as he was also hosting a game night and moreover had apple crisp with Ferris Acres cinnamon ice cream. I know this because he had everyone taunt me by posting pictures of half-eaten apple crisp on my Facebook wall.

They had just finished up a game, so I threw Knizia's Strozzi on the table and subsequently got my first win, beating runner-up Chris Brennan by only five points. I was quite proud of myself. I felt like everything had finally clicked for me, which is not to say that I hadn't understood the game before, but this time around I felt like my intuition had finally kicked in and was helping me to make good decisions.

I've come to feel like Strozzi is one of the better middleweights I've played for groups of five or six. Players' turns are extremely fast, so the larger crowd doesn't slow the game down, and it's not one of those games where the luck factor increases exponentially with more players. In some ways you could say that the luck actually decreases, because there are fewer cards left out of the deck; if you are looking for something in particular, there's a better chance of it showing up in the course of things. I could understand some people feeling like the game doesn't have quite enough competitive "bite," but I think that bite comes with experience. There is definitely an increase in dramatic tension once you learn the deck, get a feel for how point-earning typically plays out, and figure out the worth of the Florence contracts.

What other middleweights do I like with five? Looking around my collection, the two that jump out at me first are card games, Die Sieben Siegel and Drahtseilakt. Ra and Bohnanza are good too, of course. What are yours?
Twitter Facebook
2 Comments
Tue Nov 20, 2012 1:23 am
Post Rolls
  • [+] Dice rolls
Recommend
16 
 Thumb up
 tip
 Hide

New Knizia in the Collection

Joe Gola
United States
Redding
Connecticut
flag msg tools
and everything under the sun is in tune
mbmbmbmbmb
A copy of Indigo arrived in the mail yesterday and I'm quite entirely pleased. Beautiful production, really nice bits, simple rules—perfect for playing with family or casual gamers.

My wife was too busy swearing at the TV for conking out just when she was trying to watch the Queen's jubilee*, so I had to play a couple of games against myself to try it out.
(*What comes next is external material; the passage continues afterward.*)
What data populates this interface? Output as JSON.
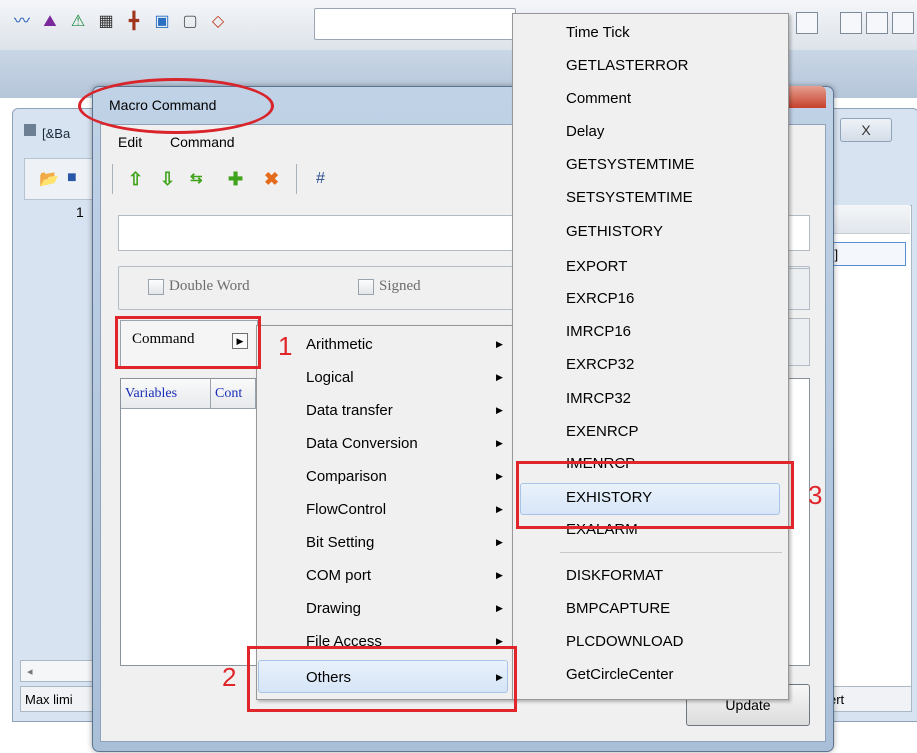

It's nice—similar to Tsuro and Metro, but slightly more involved and perhaps less luck-dependent. Instead of moving their own pawns along the paths that they create, players are trying to bring gemstones to their home bases. Each home base has a number of connections, so it's not easy to cut one off.
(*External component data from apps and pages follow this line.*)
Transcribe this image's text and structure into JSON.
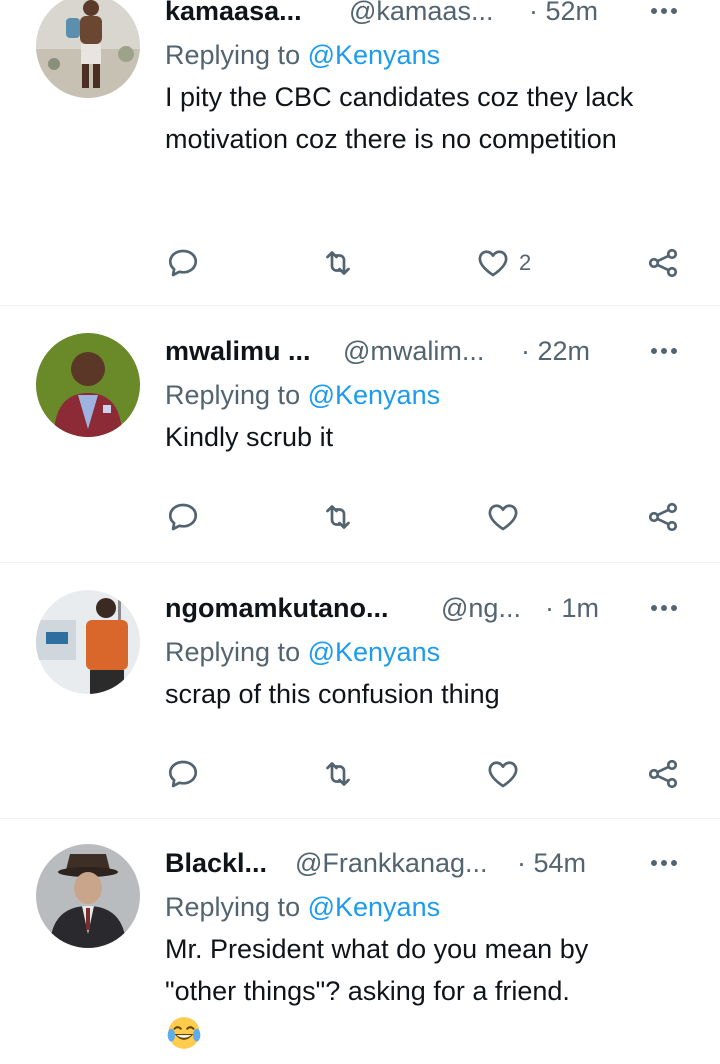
{
  "tweets": [
    {
      "name": "kamaasa...",
      "handle": "@kamaas...",
      "time": "· 52m",
      "replying_prefix": "Replying to",
      "replying_to": "@Kenyans",
      "text": "I pity the CBC candidates coz they lack motivation coz there is no competition",
      "like_count": "2",
      "avatar": "man-standing-outdoors-photo"
    },
    {
      "name": "mwalimu ...",
      "handle": "@mwalim...",
      "time": "· 22m",
      "replying_prefix": "Replying to",
      "replying_to": "@Kenyans",
      "text": "Kindly scrub it",
      "like_count": "",
      "avatar": "man-in-suit-green-background-photo"
    },
    {
      "name": "ngomamkutano...",
      "handle": "@ng...",
      "time": "· 1m",
      "replying_prefix": "Replying to",
      "replying_to": "@Kenyans",
      "text": "scrap of this confusion thing",
      "like_count": "",
      "avatar": "person-in-orange-vest-photo"
    },
    {
      "name": "Blackl...",
      "handle": "@Frankkanag...",
      "time": "· 54m",
      "replying_prefix": "Replying to",
      "replying_to": "@Kenyans",
      "text": "Mr. President what do you mean by \"other things\"? asking for a friend.",
      "emoji": "face-with-tears-of-joy",
      "avatar": "man-in-fedora-hat-photo"
    }
  ],
  "colors": {
    "text": "#0f1419",
    "secondary": "#536471",
    "accent": "#1d9bf0",
    "separator": "#eff3f4"
  },
  "icons": {
    "reply": "reply-bubble-icon",
    "retweet": "retweet-icon",
    "like": "heart-icon",
    "share": "share-icon",
    "more": "more-dots-icon"
  }
}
Another interesting aspect is the shared home bases. There are six home bases, and in the two-player game each player controls three. In the three-player game, each player controls one outright and shares his other two with another player. In the four-player games all goals are shared with one other player. Whenever a gem enters a shared goal, a second gem is taken from the supply and each player receives one.

It's probably not a game that's going to appeal to those who play for theme or to hardcore gamers who want something complicated to grapple with, but if you want a short, simple positional abstract game that looks nice on the table and has a nice blend of luck and strategy, you could do a lot worse. If you like Ingenious, Genesis and Callisto (and why wouldn't you?), you'll probably like this one too.


*I've noticed that only a person of royal rank can really pull off a jubilee. If anyone else told you that they were having a jubilee you would probably just laugh in their face.
Twitter Facebook
4 Comments
Wed Jun 6, 2012 1:57 pm
Post Rolls
  • [+] Dice rolls

1 , 2  Next »  

Subscribe

Categories

Contributors

Front Page | Welcome | Contact | Privacy Policy | Terms of Service | Advertise | Support BGG | Feeds RSS
Geekdo, BoardGameGeek, the Geekdo logo, and the BoardGameGeek logo are trademarks of BoardGameGeek, LLC.